## Exercise
Report how many lines in the data include "quality", with the number as the only reply.

## Material provided

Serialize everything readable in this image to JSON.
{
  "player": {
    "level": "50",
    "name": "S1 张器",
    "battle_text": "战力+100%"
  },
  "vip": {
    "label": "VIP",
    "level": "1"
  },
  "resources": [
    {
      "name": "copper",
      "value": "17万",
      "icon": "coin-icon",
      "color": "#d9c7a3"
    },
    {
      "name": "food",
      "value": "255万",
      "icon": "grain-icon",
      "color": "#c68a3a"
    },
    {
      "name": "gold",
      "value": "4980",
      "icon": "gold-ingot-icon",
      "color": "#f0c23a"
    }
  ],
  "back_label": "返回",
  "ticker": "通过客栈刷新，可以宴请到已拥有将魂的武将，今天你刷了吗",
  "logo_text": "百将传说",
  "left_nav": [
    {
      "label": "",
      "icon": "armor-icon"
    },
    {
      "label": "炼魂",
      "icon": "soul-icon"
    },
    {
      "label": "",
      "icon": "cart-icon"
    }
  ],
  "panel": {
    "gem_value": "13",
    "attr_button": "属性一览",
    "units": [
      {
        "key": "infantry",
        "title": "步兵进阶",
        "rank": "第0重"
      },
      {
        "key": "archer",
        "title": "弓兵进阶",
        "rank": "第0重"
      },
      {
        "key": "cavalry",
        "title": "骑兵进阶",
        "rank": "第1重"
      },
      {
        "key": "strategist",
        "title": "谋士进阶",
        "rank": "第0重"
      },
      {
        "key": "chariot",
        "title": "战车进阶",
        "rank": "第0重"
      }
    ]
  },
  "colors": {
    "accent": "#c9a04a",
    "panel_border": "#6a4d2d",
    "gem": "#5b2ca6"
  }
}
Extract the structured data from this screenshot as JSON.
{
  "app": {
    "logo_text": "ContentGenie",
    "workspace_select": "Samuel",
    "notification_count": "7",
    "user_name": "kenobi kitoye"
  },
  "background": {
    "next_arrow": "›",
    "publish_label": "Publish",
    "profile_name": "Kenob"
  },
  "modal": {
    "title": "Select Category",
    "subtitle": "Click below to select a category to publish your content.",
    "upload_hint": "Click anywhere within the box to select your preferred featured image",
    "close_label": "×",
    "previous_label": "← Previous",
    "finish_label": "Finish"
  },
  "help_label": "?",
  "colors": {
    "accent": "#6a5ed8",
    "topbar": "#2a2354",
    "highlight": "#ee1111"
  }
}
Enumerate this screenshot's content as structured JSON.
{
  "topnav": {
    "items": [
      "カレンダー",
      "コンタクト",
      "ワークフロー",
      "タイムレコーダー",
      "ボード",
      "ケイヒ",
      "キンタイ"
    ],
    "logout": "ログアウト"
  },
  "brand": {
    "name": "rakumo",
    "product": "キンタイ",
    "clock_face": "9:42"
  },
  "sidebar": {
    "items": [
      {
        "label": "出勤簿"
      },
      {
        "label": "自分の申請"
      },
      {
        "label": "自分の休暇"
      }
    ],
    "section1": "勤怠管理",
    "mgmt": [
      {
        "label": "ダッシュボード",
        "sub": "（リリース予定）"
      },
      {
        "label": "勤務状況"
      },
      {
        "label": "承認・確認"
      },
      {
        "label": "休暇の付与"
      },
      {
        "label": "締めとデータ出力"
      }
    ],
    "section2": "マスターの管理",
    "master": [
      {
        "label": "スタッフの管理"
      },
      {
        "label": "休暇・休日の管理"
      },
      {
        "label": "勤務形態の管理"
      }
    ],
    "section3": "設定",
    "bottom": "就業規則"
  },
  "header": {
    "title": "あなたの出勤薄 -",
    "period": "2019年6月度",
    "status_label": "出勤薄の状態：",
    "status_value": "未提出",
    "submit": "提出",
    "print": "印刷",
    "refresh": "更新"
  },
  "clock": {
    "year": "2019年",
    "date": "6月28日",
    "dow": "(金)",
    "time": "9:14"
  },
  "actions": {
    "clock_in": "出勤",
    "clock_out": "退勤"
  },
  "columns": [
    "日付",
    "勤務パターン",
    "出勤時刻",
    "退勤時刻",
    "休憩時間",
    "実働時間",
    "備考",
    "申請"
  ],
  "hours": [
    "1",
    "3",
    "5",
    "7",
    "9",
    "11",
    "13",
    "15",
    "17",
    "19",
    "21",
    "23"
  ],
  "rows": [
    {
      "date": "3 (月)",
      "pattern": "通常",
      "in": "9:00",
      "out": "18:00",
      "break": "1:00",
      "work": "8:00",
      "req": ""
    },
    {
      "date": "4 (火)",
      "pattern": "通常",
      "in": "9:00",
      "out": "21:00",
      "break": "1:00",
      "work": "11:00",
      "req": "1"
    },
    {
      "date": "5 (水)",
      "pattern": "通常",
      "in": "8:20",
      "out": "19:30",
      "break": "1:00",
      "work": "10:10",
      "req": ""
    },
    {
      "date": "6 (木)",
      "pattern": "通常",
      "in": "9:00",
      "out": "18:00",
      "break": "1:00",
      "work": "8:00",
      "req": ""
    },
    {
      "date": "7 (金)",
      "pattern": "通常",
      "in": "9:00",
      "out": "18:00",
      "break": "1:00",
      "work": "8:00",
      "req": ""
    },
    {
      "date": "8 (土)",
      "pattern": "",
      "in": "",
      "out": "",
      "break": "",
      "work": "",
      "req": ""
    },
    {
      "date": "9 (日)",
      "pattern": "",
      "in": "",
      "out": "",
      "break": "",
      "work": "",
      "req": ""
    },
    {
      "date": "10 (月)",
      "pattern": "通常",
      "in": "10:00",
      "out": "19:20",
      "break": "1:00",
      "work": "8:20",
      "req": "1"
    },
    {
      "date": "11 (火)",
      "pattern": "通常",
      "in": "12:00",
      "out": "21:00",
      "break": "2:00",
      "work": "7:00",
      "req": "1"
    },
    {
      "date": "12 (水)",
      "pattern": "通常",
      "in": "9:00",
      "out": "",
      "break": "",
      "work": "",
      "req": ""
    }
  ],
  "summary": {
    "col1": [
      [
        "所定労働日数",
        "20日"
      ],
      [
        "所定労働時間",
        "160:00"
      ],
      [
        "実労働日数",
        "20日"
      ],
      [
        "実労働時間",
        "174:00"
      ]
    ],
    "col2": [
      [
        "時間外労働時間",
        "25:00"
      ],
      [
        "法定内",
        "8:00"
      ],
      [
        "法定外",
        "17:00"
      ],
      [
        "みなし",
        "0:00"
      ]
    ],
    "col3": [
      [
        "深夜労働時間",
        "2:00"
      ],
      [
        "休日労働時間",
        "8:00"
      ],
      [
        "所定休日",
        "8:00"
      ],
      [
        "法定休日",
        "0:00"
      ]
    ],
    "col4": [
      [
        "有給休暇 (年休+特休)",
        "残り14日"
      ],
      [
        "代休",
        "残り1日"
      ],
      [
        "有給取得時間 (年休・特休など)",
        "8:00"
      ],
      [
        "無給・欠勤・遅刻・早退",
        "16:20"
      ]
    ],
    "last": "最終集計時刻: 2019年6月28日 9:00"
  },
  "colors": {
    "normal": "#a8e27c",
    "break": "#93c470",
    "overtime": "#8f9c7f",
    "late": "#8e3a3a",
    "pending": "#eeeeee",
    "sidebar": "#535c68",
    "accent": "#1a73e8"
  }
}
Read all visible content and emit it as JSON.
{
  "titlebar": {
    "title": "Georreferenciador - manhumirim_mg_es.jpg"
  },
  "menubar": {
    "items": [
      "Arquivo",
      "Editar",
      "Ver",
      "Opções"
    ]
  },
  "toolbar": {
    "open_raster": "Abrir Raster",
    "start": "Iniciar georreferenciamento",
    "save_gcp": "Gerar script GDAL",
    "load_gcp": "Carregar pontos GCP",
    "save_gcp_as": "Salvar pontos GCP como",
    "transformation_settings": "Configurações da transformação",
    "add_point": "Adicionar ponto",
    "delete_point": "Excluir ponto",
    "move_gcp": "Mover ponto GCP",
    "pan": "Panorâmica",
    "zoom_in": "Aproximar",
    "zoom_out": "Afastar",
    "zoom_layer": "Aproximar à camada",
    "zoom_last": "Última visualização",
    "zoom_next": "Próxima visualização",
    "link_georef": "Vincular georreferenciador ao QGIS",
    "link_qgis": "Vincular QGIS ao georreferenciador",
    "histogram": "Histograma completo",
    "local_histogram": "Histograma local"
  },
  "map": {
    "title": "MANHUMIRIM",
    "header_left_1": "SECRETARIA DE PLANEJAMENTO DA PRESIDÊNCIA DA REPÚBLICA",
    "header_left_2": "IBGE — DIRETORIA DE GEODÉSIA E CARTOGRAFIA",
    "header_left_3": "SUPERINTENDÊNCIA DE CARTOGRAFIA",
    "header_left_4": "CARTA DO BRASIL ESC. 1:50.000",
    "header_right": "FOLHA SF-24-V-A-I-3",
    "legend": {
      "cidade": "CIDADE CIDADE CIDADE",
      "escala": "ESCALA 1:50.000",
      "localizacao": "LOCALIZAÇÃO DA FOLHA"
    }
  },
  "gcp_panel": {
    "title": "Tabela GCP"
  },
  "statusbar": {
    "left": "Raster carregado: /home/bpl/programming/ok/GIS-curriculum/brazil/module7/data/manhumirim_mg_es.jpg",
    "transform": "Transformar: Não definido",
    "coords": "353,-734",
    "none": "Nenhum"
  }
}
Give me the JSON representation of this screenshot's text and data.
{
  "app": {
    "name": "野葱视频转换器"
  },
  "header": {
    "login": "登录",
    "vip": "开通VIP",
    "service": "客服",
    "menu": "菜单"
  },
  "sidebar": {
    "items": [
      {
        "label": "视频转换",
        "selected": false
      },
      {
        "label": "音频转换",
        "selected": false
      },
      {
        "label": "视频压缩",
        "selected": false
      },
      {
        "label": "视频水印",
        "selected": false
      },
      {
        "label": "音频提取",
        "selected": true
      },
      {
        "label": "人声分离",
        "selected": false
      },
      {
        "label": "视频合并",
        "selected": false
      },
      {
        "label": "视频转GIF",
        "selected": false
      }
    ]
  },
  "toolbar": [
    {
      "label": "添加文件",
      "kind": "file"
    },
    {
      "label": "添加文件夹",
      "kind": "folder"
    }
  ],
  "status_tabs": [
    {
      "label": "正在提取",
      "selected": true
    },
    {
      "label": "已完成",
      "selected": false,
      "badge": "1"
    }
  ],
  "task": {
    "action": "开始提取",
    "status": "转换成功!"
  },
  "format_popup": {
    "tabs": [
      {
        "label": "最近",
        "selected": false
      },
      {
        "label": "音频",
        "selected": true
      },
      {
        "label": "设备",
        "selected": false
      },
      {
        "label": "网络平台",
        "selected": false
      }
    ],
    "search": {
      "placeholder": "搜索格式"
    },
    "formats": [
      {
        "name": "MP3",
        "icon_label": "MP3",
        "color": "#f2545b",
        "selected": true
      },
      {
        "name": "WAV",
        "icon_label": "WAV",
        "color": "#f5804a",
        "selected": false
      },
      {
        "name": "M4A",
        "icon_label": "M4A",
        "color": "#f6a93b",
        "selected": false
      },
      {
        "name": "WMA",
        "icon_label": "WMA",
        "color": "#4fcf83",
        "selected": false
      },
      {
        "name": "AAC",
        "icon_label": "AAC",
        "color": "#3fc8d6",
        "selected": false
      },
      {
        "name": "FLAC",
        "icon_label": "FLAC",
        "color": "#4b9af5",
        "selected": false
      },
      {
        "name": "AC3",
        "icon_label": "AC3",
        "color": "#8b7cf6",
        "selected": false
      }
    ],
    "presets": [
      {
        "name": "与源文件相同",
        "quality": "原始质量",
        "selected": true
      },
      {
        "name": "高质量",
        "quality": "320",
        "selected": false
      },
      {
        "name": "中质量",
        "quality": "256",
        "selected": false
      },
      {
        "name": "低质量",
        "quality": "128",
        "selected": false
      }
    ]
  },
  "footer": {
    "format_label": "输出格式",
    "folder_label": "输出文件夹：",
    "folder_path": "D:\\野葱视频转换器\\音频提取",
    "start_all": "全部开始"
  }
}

## Exercise result
4